Facing questions about the company’s slipping delivery schedule, J&J Vice President Richard Nettles told lawmakers on Capitol Hill last week that the company had faced “significant challenges” because of its “highly complex” manufacturing process.
The assistance from Merck was expected to help J&J meet its production commitments and expand supply even further, but the administration did not immediately provide specifics.
Psaki said an “across the administration effort” was required to get the two historic rivals to work together on the vaccines, even though conversations between the two companies have been going on for months.
“There’s a difference between conversations and it moving forward,” she said.
President Joe Biden is set to highlight the development in a speech Tuesday afternoon, as his administration now expects to have enough supply of the three approved vaccines to inoculate all eligible American adults by June — though actually delivering the injections could take longer.
It was not immediately clear when the effect of Merck’s assistance would be reflected in supply. Previously, federal officials have cautioned that setting up the highly specialized manufacturing lines to produce vaccines would take months.
The White House said Merck would devote two plants to the production process.

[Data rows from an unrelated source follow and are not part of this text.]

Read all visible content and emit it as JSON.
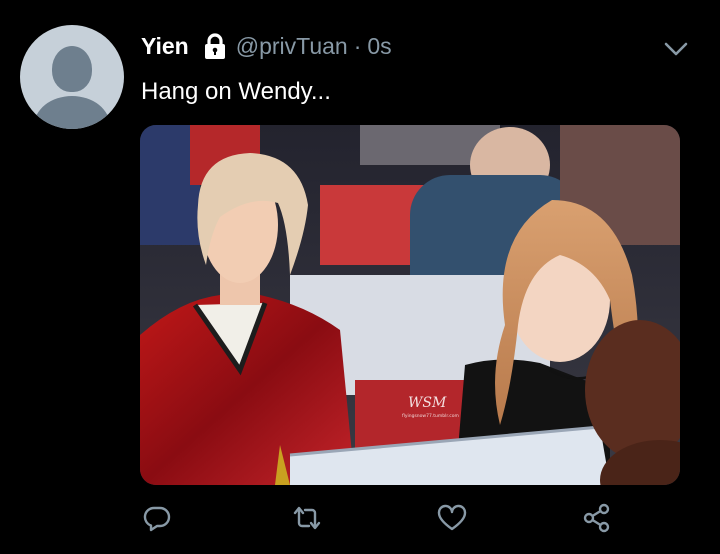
{
  "tweet": {
    "author_name": "Yien",
    "author_handle": "@privTuan",
    "separator": "·",
    "timestamp": "0s",
    "text": "Hang on Wendy...",
    "protected_icon": "lock-icon",
    "menu_icon": "chevron-down-icon"
  },
  "media": {
    "watermark": "WSM",
    "watermark_sub": "flyingsnow77.tumblr.com"
  },
  "actions": {
    "reply_icon": "reply-icon",
    "retweet_icon": "retweet-icon",
    "like_icon": "heart-icon",
    "share_icon": "share-icon"
  },
  "colors": {
    "background": "#000000",
    "primary_text": "#ffffff",
    "secondary_text": "#8899a6",
    "avatar_bg": "#c6d0d9",
    "avatar_fg": "#6e7f8e"
  }
}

One would make the vaccine and the other would handle inserting the vaccine into vials and ensuring strict quality controls. Psaki said the Biden administration was using its powers under the Defense Production Act to help Merck retool to work on the production.
Merck halted its own plans to develop a coronavirus vaccine earlier this year, finding that their candidates were generating an inferior immune system response compared with other vaccines. It said it would instead focus its work on developing treatments for COVID-19.
Compared to the two-dose versions produced by Moderna and Pfizer, the J&J vaccine is less resource intensive to distribute and administer, making it a critical piece to U.S. plans to spread vaccinations around the world — but only once Americans are inoculated. The J&J vaccine can be stored for months at refrigerated temperatures, rather than frozen, and doesn’t require patients to return for a second dose three or four weeks later.
Ahead of the White House announcement, Merck wouldn’t discuss a deal with the New Brunswick, New Jersey-based Johnson & Johnson to make doses of the COVID-19 vaccine or say whether it is talking with other companies about helping to make theirs.
“Merck remains steadfast in our commitment to contribute to the global response to the pandemic and to preparing to address future pandemics,” the Kenilworth, New Jersey-based company said in a statement.
The Associated Press contributed to this report.